If Christians are to be involved in social action (and I personally believe they should), then what should be the role of the local pastor? What should pastors do? Preach on issues? Lead the street march against abortion?
Ephesians 4:11-16 offers some guidelines on this issue:
And He Himself gave some to be apostles, some prophets, some evangelists, and some pastors and teachers, for the equipping of the saints for the work of ministry, for the edifying of the body of Christ, till we all come to the unity of the faith and of the knowledge of the Son of God, to a perfect man, to the measure of the stature of the fullness of Christ; that we should no longer be children, tossed to and fro and carried about with every wind of doctrine, by the trickery of men, in the cunning craftiness of deceitful plotting, but, speaking the truth in love, may grow up in all things into Him who is the head — Christ — from whom the whole body, joined and knit together by what every joint supplies, according to the effective working by which every part does its share, causes growth of the body for the edifying of itself in love.
Here we see very clearly that the role of pastors is, among other things, to equip the saints. The purpose of this equipping is so that people will no longer be “tossed to and fro and carried about with every wind of doctrine.”

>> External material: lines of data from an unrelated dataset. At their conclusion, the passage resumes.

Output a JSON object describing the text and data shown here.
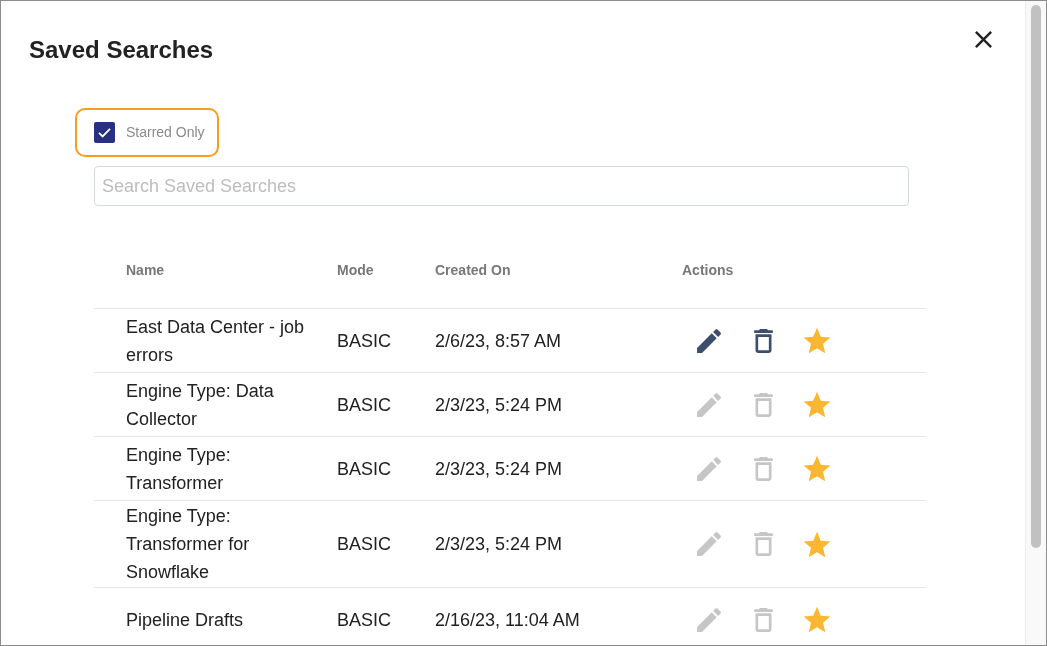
{
  "dialog": {
    "title": "Saved Searches"
  },
  "filter": {
    "label": "Starred Only",
    "checked": true,
    "highlighted": true
  },
  "search": {
    "placeholder": "Search Saved Searches"
  },
  "table": {
    "columns": [
      "Name",
      "Mode",
      "Created On",
      "Actions"
    ],
    "rows": [
      {
        "name": "East Data Center - job errors",
        "mode": "BASIC",
        "created_on": "2/6/23, 8:57 AM",
        "hovered": true,
        "starred": true
      },
      {
        "name": "Engine Type: Data Collector",
        "mode": "BASIC",
        "created_on": "2/3/23, 5:24 PM",
        "hovered": false,
        "starred": true
      },
      {
        "name": "Engine Type: Transformer",
        "mode": "BASIC",
        "created_on": "2/3/23, 5:24 PM",
        "hovered": false,
        "starred": true
      },
      {
        "name": "Engine Type: Transformer for Snowflake",
        "mode": "BASIC",
        "created_on": "2/3/23, 5:24 PM",
        "hovered": false,
        "starred": true
      },
      {
        "name": "Pipeline Drafts",
        "mode": "BASIC",
        "created_on": "2/16/23, 11:04 AM",
        "hovered": false,
        "starred": true
      }
    ]
  }
}
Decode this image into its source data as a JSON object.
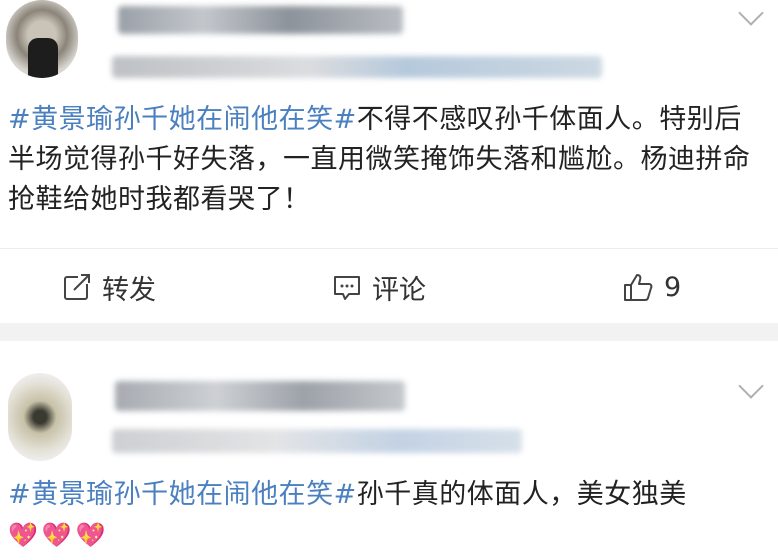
{
  "post1": {
    "hashtag": "#黄景瑜孙千她在闹他在笑#",
    "body": "不得不感叹孙千体面人。特别后半场觉得孙千好失落，一直用微笑掩饰失落和尴尬。杨迪拼命抢鞋给她时我都看哭了！",
    "actions": {
      "repost_label": "转发",
      "comment_label": "评论",
      "like_count": "9"
    }
  },
  "post2": {
    "hashtag": "#黄景瑜孙千她在闹他在笑#",
    "body": "孙千真的体面人，美女独美",
    "emoji": "💖💖💖"
  },
  "colors": {
    "hashtag": "#4a7fc0",
    "separator": "#f2f2f2",
    "text": "#222222"
  },
  "icons": [
    "chevron-down-icon",
    "repost-icon",
    "comment-icon",
    "thumbs-up-icon"
  ]
}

Nothing here indicates how the pastor should equip the saints. It merely says he should be doing it, along with the prophets, evangelists, and teachers. This seems to indicate that there is some flexibility in the way pastors might be involved in social action.
There are some pastoral actions that we can identify. The first of these is teaching. If nothing else, the shepherd of God’s people should guide the people by offering teaching that indicates what’s wrong in the world. By so doing, he highlights issues and offers Biblical solutions to them.
Secondly, the pastor must lead by example. While he may teach certain things, the pastor must also practice what he preaches. If the pastor is against abortion, then he ought to preach as to what should be done about it. Maybe from time to time it is necessary to demonstrate publicly against abortion; so the pastor can march at the head of his flock in the demonstration. If an issue arises in the legislative chambers of the nation, then maybe the pastor needs to write to elected representatives and advise them of their God-ordained duties and responsibilities. And maybe his letter can be a draft for the rest of the congregation.
Thirdly, the pastor can encourage his flock to put into practice those things he teaches from the Bible. Is it necessary for children to have a Christian education? Then let’s encourage the parents to get their children out of public schools and into Christian or home-schools. Should individuals bear arms for their own protection? The pastor can clearly encourage gun ownership, or at least encourage the right to bear arms for those who believe they should own guns. He would discourage disarmament and encourage the passage of laws that allow Biblical practice to be followed.
The pastor has a very important role to play in social action. This is not something that can be ignored and put aside. At the heart of it is the very foundation of the role of the pastor. He must equip the saints. This has implications for every area of life, wherever the saints must be involved, at work, at home, in the local community, and in the nation.
Should the pastor neglect his duty at this point, it is easy to see the outcome. The saints will not be able to determine bad doctrine; they will be tossed about by different opinions, unable to provide God’s solutions to the issues of life.
So we need to encourage and pray for our pastors, that they might indeed be the shepherds of God’s people, so that we all may grow in knowledge and understanding and “might grow up in all things into Him.”
- Ian Hodge
Ian Hodge, Ph.D. (1947–2016) was a long-term supporter of Chalcedon and an occasional contributor to Faith for All of Life. He was also a business consultant in Australia, USA, Canada, and New Zealand, and a prominent piano teacher in Australia.